Today’s WWII veteran Corporal Fernand Frechette shared many personal stories and photos for the book and miniseries My Father’s War: Memories from Our Honored WWII Soldiers. Here’s another great short story.
In the spring of 1944, while in Luxembourg, he had his first encounter with enemy troops. His company commander enjoyed a drink now and then. OK, more often than not, but could we blame him? Frechette was the only one in his company that spoke French fluently. So the First Sergeant would drive the jeep for the Captain and have Frechette ride along. He recalls “visiting a farmhouse and there were two nuns and a small young girl on the side of a dirt road and the Captain stopped to talk with them”. Frechette’s eyes were sore and hurting from the dusty roads. One of the nuns offered her sunglasses to him. An act of kindness that has stayed with him.

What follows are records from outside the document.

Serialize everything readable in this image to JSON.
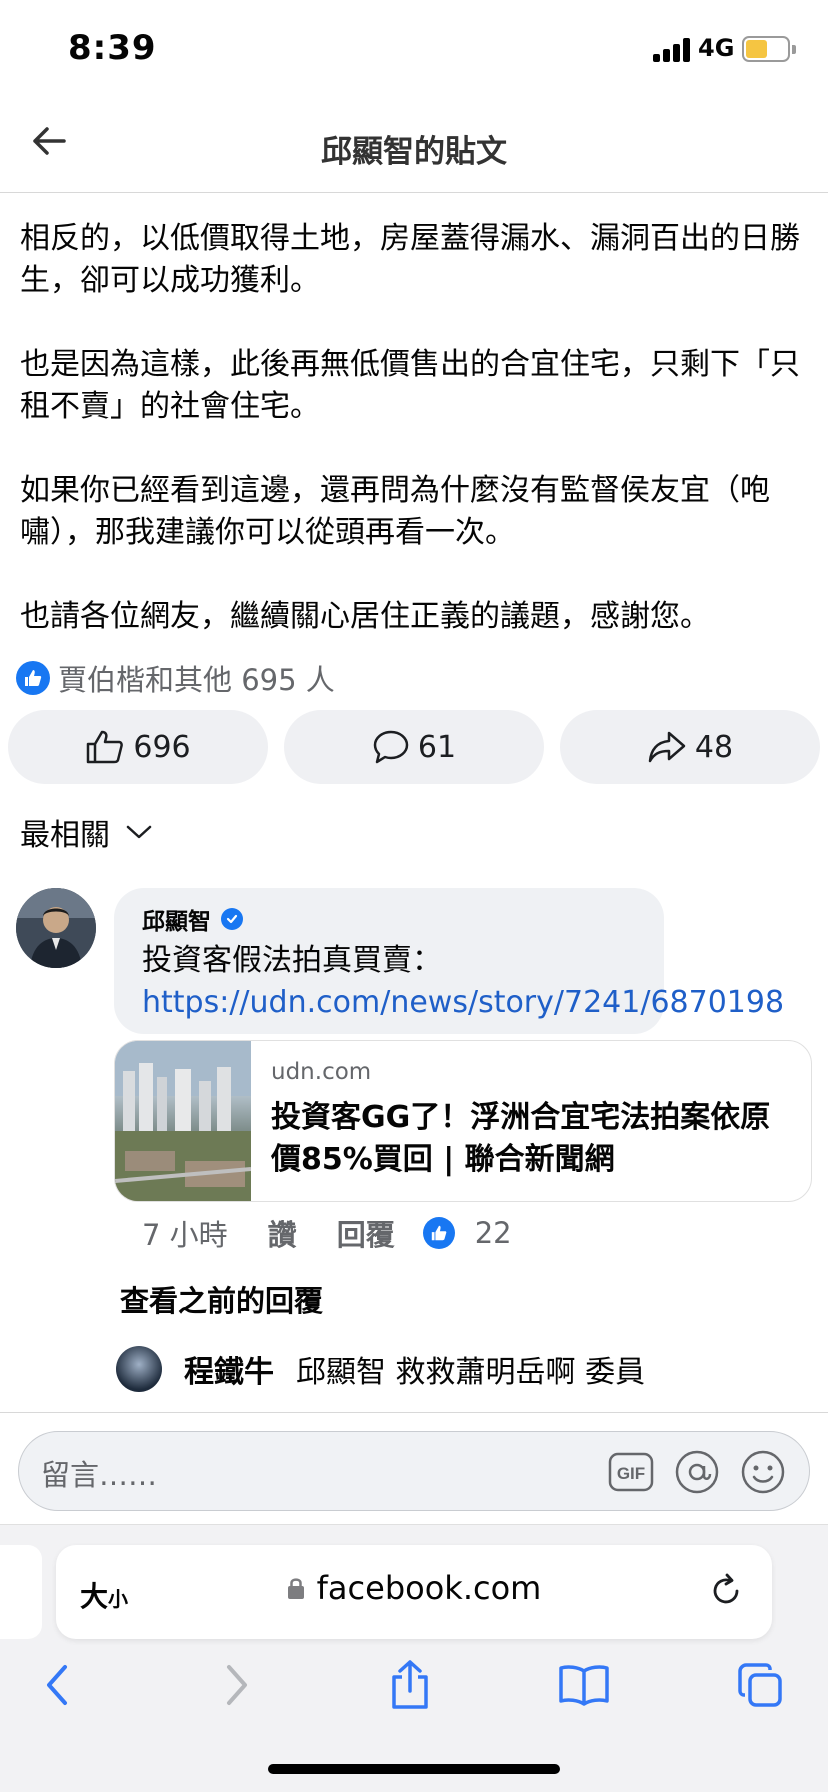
{
  "status": {
    "time": "8:39",
    "network": "4G",
    "battery_level": 0.55,
    "battery_color": "#f5c542"
  },
  "header": {
    "back_icon": "back-arrow-icon",
    "title": "邱顯智的貼文"
  },
  "post": {
    "paragraphs": [
      "相反的，以低價取得土地，房屋蓋得漏水、漏洞百出的日勝生，卻可以成功獲利。",
      "也是因為這樣，此後再無低價售出的合宜住宅，只剩下「只租不賣」的社會住宅。",
      "如果你已經看到這邊，還再問為什麼沒有監督侯友宜（咆嘯），那我建議你可以從頭再看一次。",
      "也請各位網友，繼續關心居住正義的議題，感謝您。"
    ],
    "reactions_text": "賈伯楷和其他 695 人",
    "like_count": "696",
    "comment_count": "61",
    "share_count": "48"
  },
  "sort": {
    "label": "最相關"
  },
  "comment": {
    "author": "邱顯智",
    "text_prefix": "投資客假法拍真買賣：",
    "link_text": "https://udn.com/news/story/7241/6870198",
    "card": {
      "domain": "udn.com",
      "title": "投資客GG了！浮洲合宜宅法拍案依原價85%買回 | 聯合新聞網"
    },
    "time": "7 小時",
    "like_label": "讚",
    "reply_label": "回覆",
    "reaction_count": "22"
  },
  "view_previous": "查看之前的回覆",
  "reply": {
    "author": "程鐵牛",
    "text": "邱顯智 救救蕭明岳啊 委員"
  },
  "input": {
    "placeholder": "留言……"
  },
  "safari": {
    "text_size_label": "大",
    "text_size_small": "小",
    "url": "facebook.com"
  },
  "colors": {
    "accent": "#1877f2",
    "link": "#1f5fc8",
    "button_bg": "#eff0f3"
  }
}
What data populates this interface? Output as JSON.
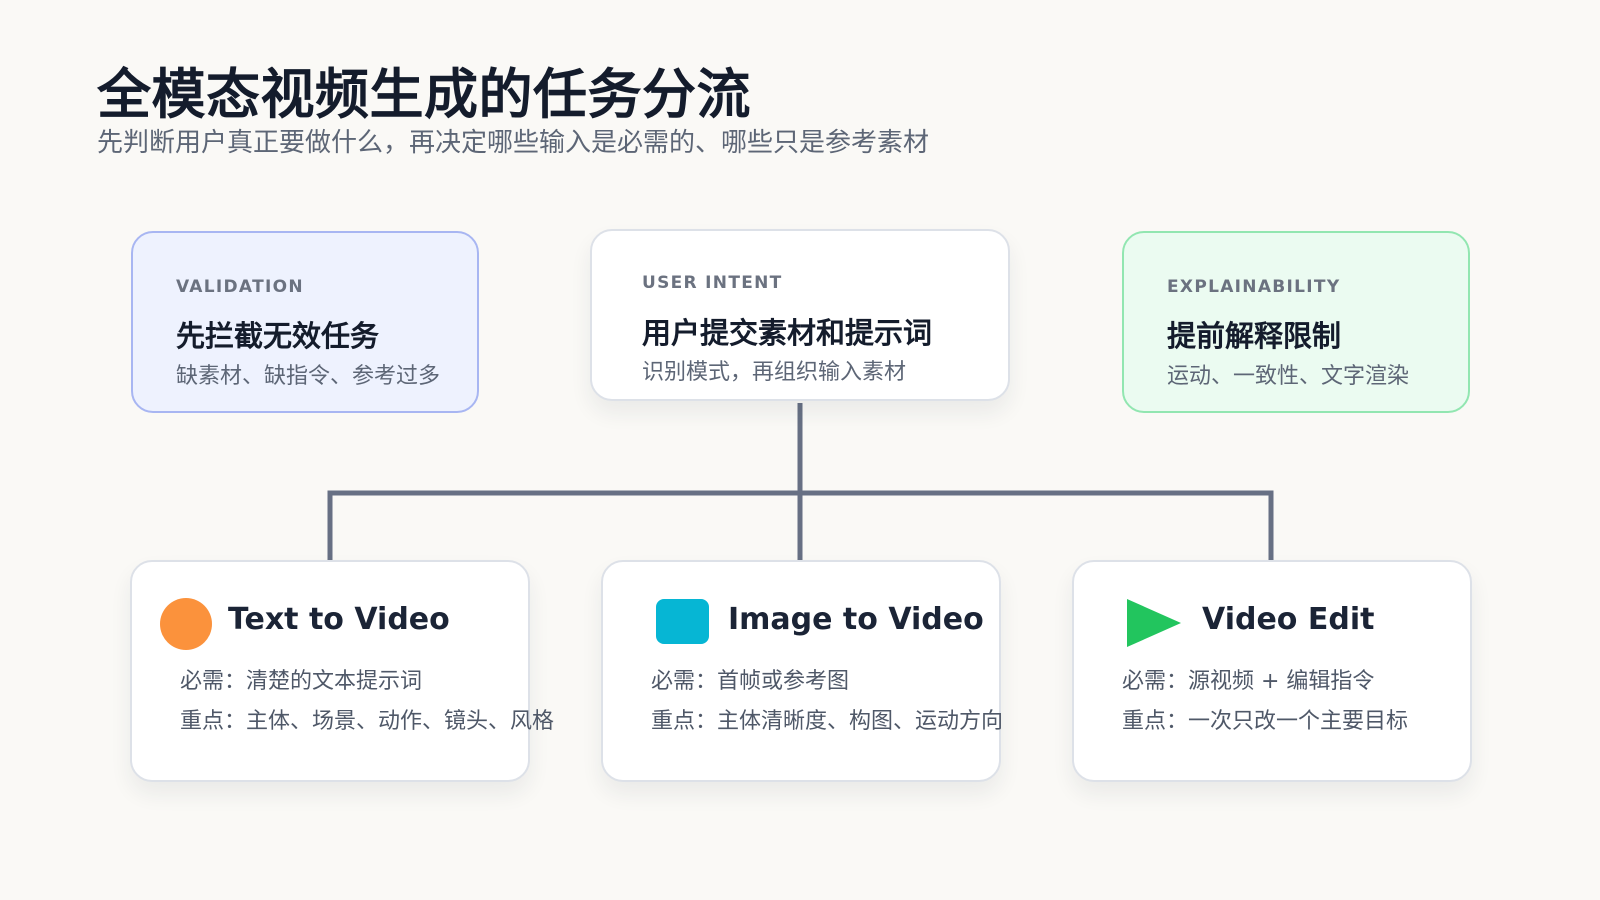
{
  "title": "全模态视频生成的任务分流",
  "subtitle": "先判断用户真正要做什么，再决定哪些输入是必需的、哪些只是参考素材",
  "top_cards": {
    "validation": {
      "eyebrow": "VALIDATION",
      "title": "先拦截无效任务",
      "desc": "缺素材、缺指令、参考过多"
    },
    "intent": {
      "eyebrow": "USER INTENT",
      "title": "用户提交素材和提示词",
      "desc": "识别模式，再组织输入素材"
    },
    "explain": {
      "eyebrow": "EXPLAINABILITY",
      "title": "提前解释限制",
      "desc": "运动、一致性、文字渲染"
    }
  },
  "modes": [
    {
      "title": "Text to Video",
      "required": "必需：清楚的文本提示词",
      "focus": "重点：主体、场景、动作、镜头、风格",
      "icon": "orange-circle-icon"
    },
    {
      "title": "Image to Video",
      "required": "必需：首帧或参考图",
      "focus": "重点：主体清晰度、构图、运动方向",
      "icon": "cyan-square-icon"
    },
    {
      "title": "Video Edit",
      "required": "必需：源视频 + 编辑指令",
      "focus": "重点：一次只改一个主要目标",
      "icon": "green-play-icon"
    }
  ],
  "colors": {
    "connector": "#677084",
    "text_to_video_icon": "#fb923c",
    "image_to_video_icon": "#06b6d4",
    "video_edit_icon": "#22c55e",
    "validation_bg": "#eef2fe",
    "explain_bg": "#ebfbf1"
  }
}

Frechette, of course, being the only French-speaking soldier had been told a secret by the little girl. “The barn behind them had German soldiers in it!” There were only the three of them at this time together. The Captain, Sergeant and Corporal Frechette were pretty concerned about this situation unfolding. The captain had a couple grenades and a sidearm pistol, the First Sergeant had a carbine rifle and Frechette had a submachine gun.
The barn was located next to a hilly bank and Frechette was ordered to climb it to overlook the doorway. The nervous Captain threw one of his grenades at the barn, but it landed only close to the door. The captain and sergeant went to the door and watched nervously as the door swung open and a German soldier came out waving a white flag of surrender. Behind him, there was a line of German soldiers walking out with their hands up but still armed, over thirty soldiers in total in that barn, all coming out to surrender. This was the first time they had seen the enemy face to face and they were scared and were quite outnumbered.

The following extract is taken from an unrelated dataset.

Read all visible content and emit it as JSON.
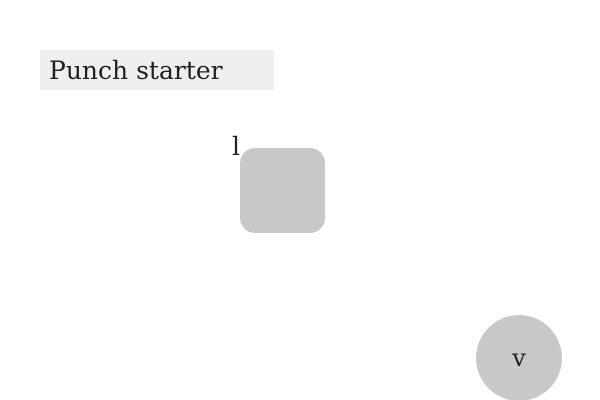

“If I had to pull the trigger I don’t think I would have been able,” he recalled about his first encounter. “I was shaking so hard, I’ve never been so afraid in my life. The first German soldier I went up to with my gun pointing at him, he had a machine gun too. I grabbed his gun and he put his hands up. Then about 30 more Germans followed him out. This was our first contact with some German soldiers and I was never so scared in my whole life,” he recalled.

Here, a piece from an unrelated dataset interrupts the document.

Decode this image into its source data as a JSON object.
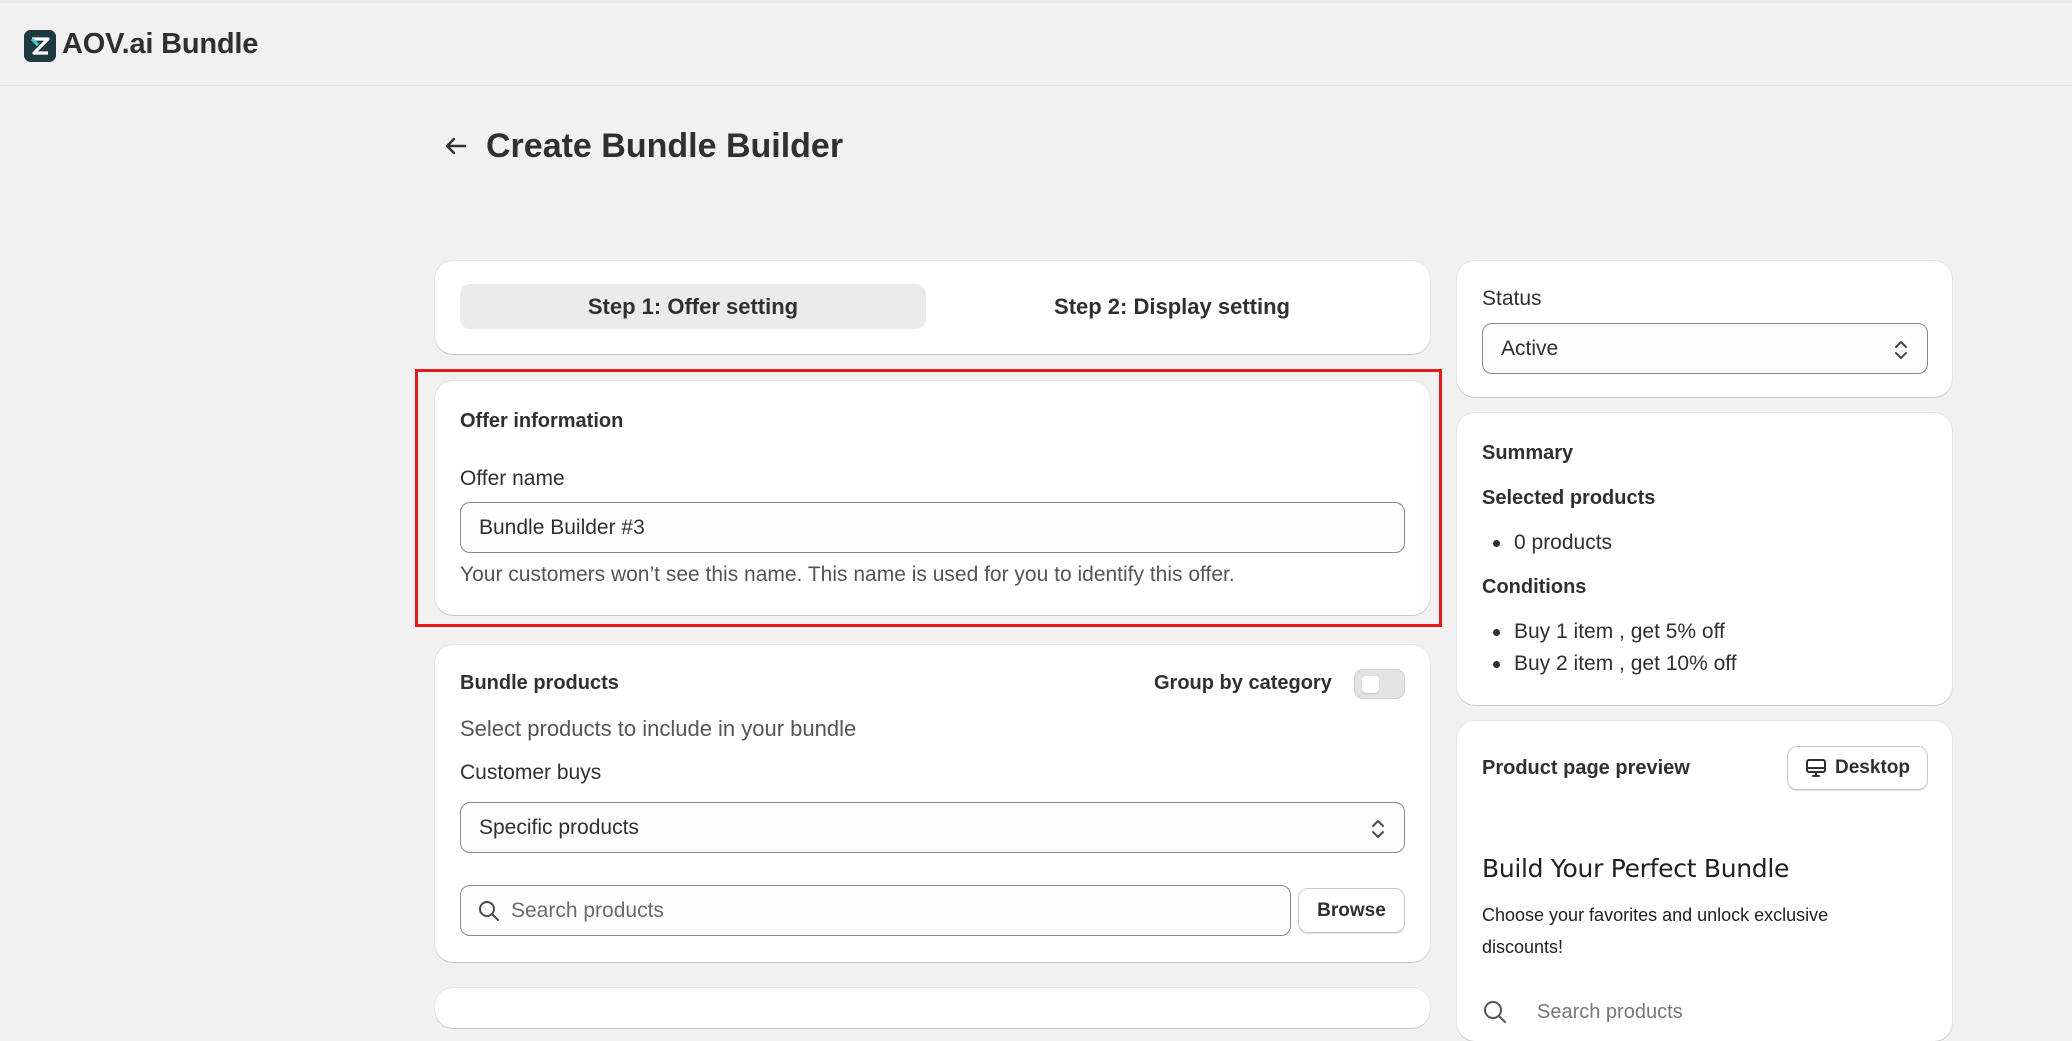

With shaking hands and more courage than he ever thought he had, Frechette reached over and took the firearm from the enemy. He has that exact weapon seventy-years later. Given to his son Gary many years after the event. The Nazi’s were tired of fighting. Who knows how long they had been in that barn, what they might have had to eat, drink and endure. The Captain had Frechette get in the jeep to go get some support from the troops. Frechette smiles today when talking how his “legs were shaking and he could barely drive the jeep.”
Frechette went on from breaking codes, being part of General George Patton’s “Ghost Army” to liberating concentration camps Auschwitz, Buchenwald and more. Other short stories and photos similar to this one will also be shared.
Charley Valera is the award-winning author of My Father’s War: Memories from Our Honored WWII Soldiers, the book and now miniseries are available at Amazon, BN.com and view on YouTube. He can be reached at his Website.